Display Calibration Procedure
If a device's display is acting up, or has been recently repaired, it must be recalibrated using the Display Calibration Procedure.
This is a very delicate procedure which must be carried out by Apple authorized technicians only on iPhone 5, 5c, 5s, SE (1st generation), 6, or 6 Plus.
The device being calibrated must be running a public release of iOS 7.0 or later. A device running iOS 6 or earlier will be irreparably damaged by the fixture if it is not updated first. It must be awake on the lock screen or the home screen prior to beginning the procedure, and have at least 20% battery remaining.
Additionally, the technician must have a Genius Room iMac with the latest IS&T iPhone Repair Image and a Display Calibration Fixture, connected to the iMac's Ethernet port. The Display Calibration Fixture (not to be confused with the 3D Touch Calibration Fixture), has the ability to calibrate the Multi-Touch and proximity sensors on a device. It can also pair a new Touch ID sensor to a Secure Enclave Processor. If required, the technician may also have a Motorola DS4208 handheld scanner.
The device must be wiped clean and placed within the appropriate cradle, based on device model. These cradles are identifiable by small markings on each one.
Cradle for iPhone 5c. Marked with three concentric circles.
Cradle for iPhone 6. Marked with two concentric stars.
Cradle for iPhone 6 Plus. Marked with three concentric triangles.
If the device's display is not perfectly clean, oils from fingers or other sources will damage the pads on the Calibration Fixture. It is important that the technician wipes the display before and after placing the device in the Calibration Fixture.
Finally, the cradle must be locked in place with a lever and the Device-Under-Test (DUT) cable must be connected. After this, the Calibration Fixture is sealed and the procedure begins.
The technician must power on the Calibration Fixture and confirm it is connected to the host iMac. Then, the technician will launch the DisplayCal software. The software may take up to 90 seconds to reboot and prepare the device for calibration. The software will then search an online database (presumably Display Cloud) for a Screen ID that matches the display installed in the device. Once it is found, calibration may begin.
For iPhone 5 and 5c, the interface will adjust to allow the technician to scan a 2D barcode that came with the replacement display. The technician uses the handheld scanner to input a Screen ID into a text box, and submits it for validation. Once validated, calibration begins.
The calibration process takes around nine minutes total (six minutes screen/three minutes proximity). The Calibration Fixture is not to be opened during this time, even though it has built-in safety precautions if this happens.
During calibration, the device is wiped and flashed with a specialized firmware specifically for calibration, similar to Factory Firmware.

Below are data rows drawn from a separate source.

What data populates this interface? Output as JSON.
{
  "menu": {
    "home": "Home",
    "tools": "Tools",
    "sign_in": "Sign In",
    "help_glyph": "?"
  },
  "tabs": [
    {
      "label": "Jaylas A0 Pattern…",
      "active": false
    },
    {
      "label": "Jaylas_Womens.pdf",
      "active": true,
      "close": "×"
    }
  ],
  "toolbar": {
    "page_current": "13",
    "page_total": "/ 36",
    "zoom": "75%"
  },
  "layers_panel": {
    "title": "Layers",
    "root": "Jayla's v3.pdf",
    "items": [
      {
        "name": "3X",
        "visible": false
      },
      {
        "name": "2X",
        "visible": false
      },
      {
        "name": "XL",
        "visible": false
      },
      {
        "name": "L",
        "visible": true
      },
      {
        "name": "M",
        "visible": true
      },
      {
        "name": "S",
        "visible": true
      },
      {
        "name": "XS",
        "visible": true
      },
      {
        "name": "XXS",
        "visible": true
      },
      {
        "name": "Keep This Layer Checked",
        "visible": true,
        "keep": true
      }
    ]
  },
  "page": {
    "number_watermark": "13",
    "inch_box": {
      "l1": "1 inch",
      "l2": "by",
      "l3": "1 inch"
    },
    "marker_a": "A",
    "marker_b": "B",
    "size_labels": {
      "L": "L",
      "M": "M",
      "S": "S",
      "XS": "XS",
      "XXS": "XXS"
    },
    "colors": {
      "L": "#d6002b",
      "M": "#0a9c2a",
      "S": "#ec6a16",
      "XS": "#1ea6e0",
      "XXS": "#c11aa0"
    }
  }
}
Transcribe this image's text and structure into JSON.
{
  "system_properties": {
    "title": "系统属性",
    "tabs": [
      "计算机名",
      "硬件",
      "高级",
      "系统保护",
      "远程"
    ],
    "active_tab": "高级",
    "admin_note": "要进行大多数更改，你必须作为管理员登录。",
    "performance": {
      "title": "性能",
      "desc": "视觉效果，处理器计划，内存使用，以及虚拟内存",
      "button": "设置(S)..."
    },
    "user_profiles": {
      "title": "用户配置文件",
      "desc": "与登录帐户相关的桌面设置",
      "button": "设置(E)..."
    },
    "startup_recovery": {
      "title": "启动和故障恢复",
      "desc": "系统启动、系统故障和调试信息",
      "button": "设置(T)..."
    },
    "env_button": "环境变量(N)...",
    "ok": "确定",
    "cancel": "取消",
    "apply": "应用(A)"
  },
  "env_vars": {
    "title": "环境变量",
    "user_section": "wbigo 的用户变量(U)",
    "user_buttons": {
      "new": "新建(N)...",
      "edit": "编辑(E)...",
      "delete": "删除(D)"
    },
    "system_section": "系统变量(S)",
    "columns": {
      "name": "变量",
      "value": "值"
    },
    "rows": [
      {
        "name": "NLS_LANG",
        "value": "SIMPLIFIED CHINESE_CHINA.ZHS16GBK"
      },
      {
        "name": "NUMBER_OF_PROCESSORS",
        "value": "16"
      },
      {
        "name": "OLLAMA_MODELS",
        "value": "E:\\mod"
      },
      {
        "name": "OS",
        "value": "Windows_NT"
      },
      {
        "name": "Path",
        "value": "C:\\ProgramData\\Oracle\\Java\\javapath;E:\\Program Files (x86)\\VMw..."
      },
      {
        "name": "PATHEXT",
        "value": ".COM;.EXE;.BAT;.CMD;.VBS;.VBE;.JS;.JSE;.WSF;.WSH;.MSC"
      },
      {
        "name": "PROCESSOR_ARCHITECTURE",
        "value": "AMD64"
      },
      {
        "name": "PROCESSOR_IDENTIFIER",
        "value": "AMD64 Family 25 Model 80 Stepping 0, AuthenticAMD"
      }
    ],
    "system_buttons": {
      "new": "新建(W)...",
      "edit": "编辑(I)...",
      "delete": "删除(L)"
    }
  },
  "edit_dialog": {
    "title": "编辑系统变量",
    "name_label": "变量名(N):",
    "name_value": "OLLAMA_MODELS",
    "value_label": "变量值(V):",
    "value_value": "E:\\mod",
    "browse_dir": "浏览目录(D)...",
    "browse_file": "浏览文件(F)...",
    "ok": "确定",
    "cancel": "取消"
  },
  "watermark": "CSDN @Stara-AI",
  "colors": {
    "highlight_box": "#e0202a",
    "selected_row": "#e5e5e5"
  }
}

The display will mostly remain white, and may flash a few test patterns.
Once calibration is complete, the device is wiped again and restored to the latest version of iOS. DisplayCal will display a green screen with a check mark if calibration succeeds, and a red screen with a cross if it fails. If calibration fails, DisplayCal will display instructions to resolve the issue, if applicable.
At this point, the Multi-Touch display and proximity sensor are calibrated. The Calibration Fixture is opened and the DUT cable detached. The device is removed and undergoes a functional test afterwards.
To upgrade the firmware of the Display Calibration Fixture, a technician will need the following things:
- The Firmware Upgrade Kit, ordered by a Genius Admin and containing the following:
- 1 PICkit programmer with RJ11 cable
- 1 Mini-USB to USB cable
- 1 RJ11 port with mounting block
- 2 RJ11 port screws
- 1 RJ11 dust cover
- An iPhone power adapter
- An iMac suction cup tool
- An ESD-safe nylon probe (A.K.A. a Black stick)
- A PH1 Phillips screwdriver
- A PH2 Phillips screwdriver
- Wire cutters
- An In-Store-Use (ISU) iPhone 6 device and replacement display
The PICkit programmer is connected to wall power via the Mini-USB to USB cable, and the iPhone power adapter. It comes with the latest Calibration Fixture firmware out of the box. After this, the RJ11 cable from the PICkit is plugged into the rear RJ11 port on the Calibration Fixture. The technician must wait for the PICkit power LED to turn green, and the "Active" LED to flash blue. They will then press the button on the PICkit for 1 to 2 seconds to begin the firmware upgrade process. The process takes around ten seconds. When finished, the PICkit is disconnected and the Calibration Fixture is initialized. The firmware version can be verified within DisplayCal.
In some cases, the RJ11 port may need to be replaced. The technician must follow a service guide to perform the RJ11 Port Replacement Procedure, and make use of additional tools listed above.